The Refugee and Immigrant Well-being Project (RWIP) is an annual, 9-month long program pairing students from the University of New Mexico with refugee and immigrant families who work together to in the mobilize community resources and engage in mutual learning and advocacy. For more information on the RWIP course, visit rwp.unm.edu.
The RIWP class, Health and Social Inequalities, is a two-semester, 9 credit hour course at UNM. Students typically spend the first three months of the fall semester in the classroom learning about social inequalities and innovative ways to address them. Students develop knowledge on migration and resettlement challenges for newcomers and how to access community resources.

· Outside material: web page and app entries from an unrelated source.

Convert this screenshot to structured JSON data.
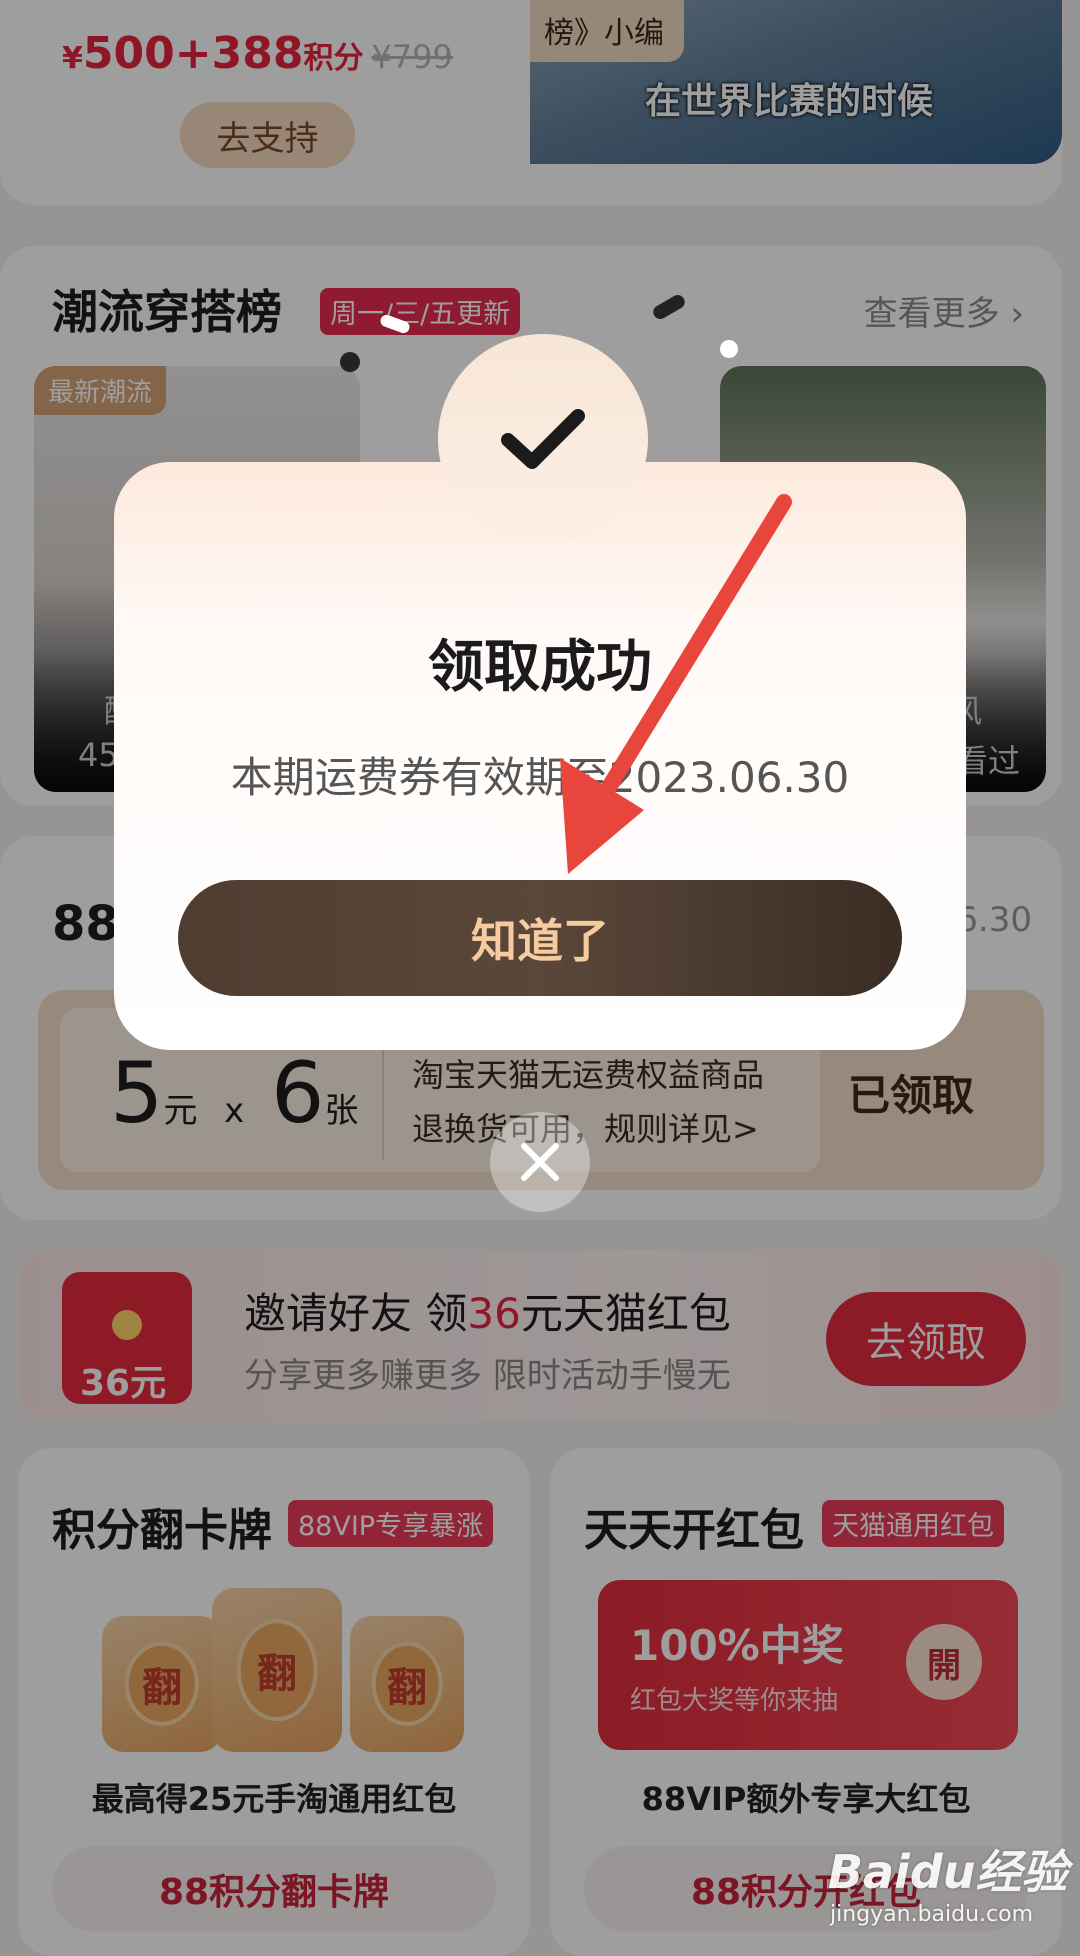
{
  "promo": {
    "currency": "¥",
    "price": "500",
    "plus": "+",
    "points": "388",
    "points_unit": "积分",
    "original_price": "¥799",
    "support_button": "去支持",
    "video_tag": "榜》小编",
    "video_caption": "在世界比赛的时候"
  },
  "fashion": {
    "title": "潮流穿搭榜",
    "badge": "周一/三/五更新",
    "see_more": "查看更多",
    "photo1_tag": "最新潮流",
    "photo1_text1": "酷",
    "photo1_text2": "45",
    "photo2_text1": "风",
    "photo2_text2": "看过"
  },
  "coupon": {
    "title": "88",
    "date": "6.30",
    "amount_value": "5",
    "amount_unit": "元",
    "times": "x",
    "count_value": "6",
    "count_unit": "张",
    "desc1": "淘宝天猫无运费权益商品",
    "desc2": "退换货可用，规则详见>",
    "claimed": "已领取"
  },
  "invite": {
    "title_pre": "邀请好友 领",
    "title_highlight": "36",
    "title_post": "元天猫红包",
    "subtitle": "分享更多赚更多 限时活动手慢无",
    "envelope_text": "36元",
    "button": "去领取"
  },
  "points_flip": {
    "title": "积分翻卡牌",
    "badge": "88VIP专享暴涨",
    "card_char": "翻",
    "desc": "最高得25元手淘通用红包",
    "action": "88积分翻卡牌"
  },
  "daily_redpack": {
    "title": "天天开红包",
    "badge": "天猫通用红包",
    "big": "100%中奖",
    "small": "红包大奖等你来抽",
    "open": "開",
    "desc": "88VIP额外专享大红包",
    "action": "88积分开红包"
  },
  "modal": {
    "title": "领取成功",
    "subtitle": "本期运费券有效期至2023.06.30",
    "button": "知道了"
  },
  "watermark": {
    "logo": "Baidu经验",
    "url": "jingyan.baidu.com"
  },
  "colors": {
    "brand_red": "#e5243f",
    "modal_button": "#4e3d30",
    "modal_button_text": "#f6cba0",
    "annotation_arrow": "#e8463c"
  }
}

Beginning in November every year, students and refugees/immigrants gather for three hours every week at a community space, enjoying social time, cultural exchange, and one-on-one learning opportunities.
Cultural exchange time provides a forum for newcomers and students to learn from each other through discussions aided by interpreters. This cultural exchange format fosters improved intergenerational respect and communication by involving newcomer elders, parents, and children.
One-on-one learning time occurs as students and newcomer participants work in pairs. Newcomer participants choose their areas of learning such as speaking, reading, and writing English, understanding their mail, financial literacy, and/or learning how to complete job applications.
In addition to Learning Circle, students spend 3-5 hours per week with refugee and immigrant families working on English, healthcare or applying for jobs. Students are closely supervised and supported by experienced instructors